The photo fits the content to a T, and yet Greenberg’s assignment raised a few eyebrows: some wondered why the TV host had let himself be photographed by the Montreal-born photographer. “Why are Republicans still letting Jill Greenberg take their pictures?” asked John Cook at gawker.com. Good question. It’s not Greenberg’s credentials that are in doubt—she’s renowned for her intense, highly stylized shots of celebrities like Arnold Schwarzenegger, Gwen Stefani, Jon Stewart, Clint Eastwood. It’s more her opinions: Greenberg has strong ones and isn’t afraid to make her photographs deliver them.
During last year’s U.S. presidential election campaign, she photographed John McCain for the cover of The Atlantic. The presidential contender looked worn, wrinkly, battle-scarred and determined. Greenberg, who calls herself “the Manipulator,” Photoshops her pictures to get the look she wants. Some are created through compositing, whereby different photographs are blended together to produce an image. It wasn’t just the digital work that was done for the cover shot that caused offence, but also what appeared on Greenberg’s website, manipulator.com.
In one shot, the senator’s mouth is smeared with hot-pink lipstick, under the headline, “It was really fun to cheat on my car-injury-disabled first wife.” In another, McCain’s eyes are bloodshot and his skin is an angry red. His mouth is full of bloodstained, pointed shark teeth, and he’s hungrily licking his lips.
The backlash against the website photos was swift and harsh. The Atlantic issued an apology to the candidate, and Greenberg was suddenly no longer with her agency Vaughan Hannigan (she left of her own volition, according to a statement by the agency). Reached in Los Angeles where she lives, Greenberg said she felt the political situation had necessitated an exceptional response. “It was really at a very critical time in America,” she explained. The Republicans were “ruining everything.” Afterwards, she phoned back to say that “it was the one questionable thing that I did in my career.”
It wasn’t the first time the Canadian’s work had whipped up dissent.

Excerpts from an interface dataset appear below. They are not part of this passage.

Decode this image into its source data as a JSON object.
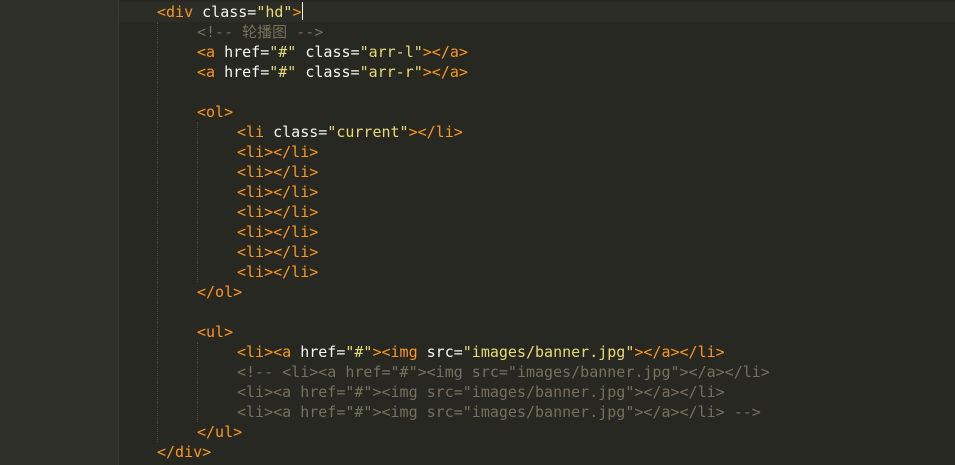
{
  "editor": {
    "lines": [
      {
        "indent": 0,
        "tokens": [
          [
            "t-orange",
            "<div"
          ],
          [
            "t-white",
            " class="
          ],
          [
            "t-yellow",
            "\"hd\""
          ],
          [
            "t-orange",
            ">"
          ]
        ],
        "cursor": true
      },
      {
        "indent": 1,
        "tokens": [
          [
            "t-grey",
            "<!-- 轮播图 -->"
          ]
        ]
      },
      {
        "indent": 1,
        "tokens": [
          [
            "t-orange",
            "<a"
          ],
          [
            "t-white",
            " href="
          ],
          [
            "t-yellow",
            "\"#\""
          ],
          [
            "t-white",
            " class="
          ],
          [
            "t-yellow",
            "\"arr-l\""
          ],
          [
            "t-orange",
            "></a>"
          ]
        ]
      },
      {
        "indent": 1,
        "tokens": [
          [
            "t-orange",
            "<a"
          ],
          [
            "t-white",
            " href="
          ],
          [
            "t-yellow",
            "\"#\""
          ],
          [
            "t-white",
            " class="
          ],
          [
            "t-yellow",
            "\"arr-r\""
          ],
          [
            "t-orange",
            "></a>"
          ]
        ]
      },
      {
        "indent": 1,
        "tokens": []
      },
      {
        "indent": 1,
        "tokens": [
          [
            "t-orange",
            "<ol>"
          ]
        ]
      },
      {
        "indent": 2,
        "tokens": [
          [
            "t-orange",
            "<li"
          ],
          [
            "t-white",
            " class="
          ],
          [
            "t-yellow",
            "\"current\""
          ],
          [
            "t-orange",
            "></li>"
          ]
        ]
      },
      {
        "indent": 2,
        "tokens": [
          [
            "t-orange",
            "<li></li>"
          ]
        ]
      },
      {
        "indent": 2,
        "tokens": [
          [
            "t-orange",
            "<li></li>"
          ]
        ]
      },
      {
        "indent": 2,
        "tokens": [
          [
            "t-orange",
            "<li></li>"
          ]
        ]
      },
      {
        "indent": 2,
        "tokens": [
          [
            "t-orange",
            "<li></li>"
          ]
        ]
      },
      {
        "indent": 2,
        "tokens": [
          [
            "t-orange",
            "<li></li>"
          ]
        ]
      },
      {
        "indent": 2,
        "tokens": [
          [
            "t-orange",
            "<li></li>"
          ]
        ]
      },
      {
        "indent": 2,
        "tokens": [
          [
            "t-orange",
            "<li></li>"
          ]
        ]
      },
      {
        "indent": 1,
        "tokens": [
          [
            "t-orange",
            "</ol>"
          ]
        ]
      },
      {
        "indent": 1,
        "tokens": []
      },
      {
        "indent": 1,
        "tokens": [
          [
            "t-orange",
            "<ul>"
          ]
        ]
      },
      {
        "indent": 2,
        "tokens": [
          [
            "t-orange",
            "<li><a"
          ],
          [
            "t-white",
            " href="
          ],
          [
            "t-yellow",
            "\"#\""
          ],
          [
            "t-orange",
            "><img"
          ],
          [
            "t-white",
            " src="
          ],
          [
            "t-yellow",
            "\"images/banner.jpg\""
          ],
          [
            "t-orange",
            "></a></li>"
          ]
        ]
      },
      {
        "indent": 2,
        "tokens": [
          [
            "t-grey",
            "<!-- <li><a href=\"#\"><img src=\"images/banner.jpg\"></a></li>"
          ]
        ]
      },
      {
        "indent": 2,
        "tokens": [
          [
            "t-grey",
            "<li><a href=\"#\"><img src=\"images/banner.jpg\"></a></li>"
          ]
        ]
      },
      {
        "indent": 2,
        "tokens": [
          [
            "t-grey",
            "<li><a href=\"#\"><img src=\"images/banner.jpg\"></a></li> -->"
          ]
        ]
      },
      {
        "indent": 1,
        "tokens": [
          [
            "t-orange",
            "</ul>"
          ]
        ]
      },
      {
        "indent": 0,
        "tokens": [
          [
            "t-orange",
            "</div>"
          ]
        ]
      }
    ]
  },
  "colors": {
    "background": "#272822",
    "tag": "#fd971f",
    "attribute": "#f8f8f2",
    "string": "#e6db74",
    "comment": "#75715e"
  }
}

In another controversial exhibit in 2006, Greenberg snapped toddlers who had been made to cry. In an interview, she explained that parents had been part of the process, and she had requested their help in turning on the waterworks. Working together, they had triggered tears by doing things like giving the children candy and then taking it away. When that didn’t work, they made threats like, “I’m going to throw your Game Boy in the garbage.” The stunts worked so well some of the children became “hysterically upset,” she said, a feeling that reminded her of the “helplessness and anger I [felt] about our current political and social situation.”
The Los Angeles exhibit of the photos (called End Times, a reference to the problems of the George W. Bush presidency) and her subsequent interviews about it ignited a firestorm, with critics charging it was “child abuse.” One of the tamer comments was from Glenn Beck, who wrote ironically that nothing is “more beautiful than a child being terrorized.” Conservative commentator and author Michelle Malkin said Greenberg was a “deranged lunatic” who “manipulates” people. San Francisco-based photographer Thomas Hawk called the work “evil” and “sick” and charged that she had created “anger in a beautiful child for the sadistic purpose of making a name for herself as a pop artist.”
Despite the controversy over both her choice of subjects and the ethics of altering images, there’s clearly still a demand for Greenberg’s distinctive style and creative take: in the coming months her work will appear in LensCrafters and Target advertisements and in Wired magazine, for which she photographed actors Tim Heidecker and Eric Wareheim. Animals too will soon get the Greenberg treatment: in November, she will release a book titled Bear Portraits. No calls from PETA as yet.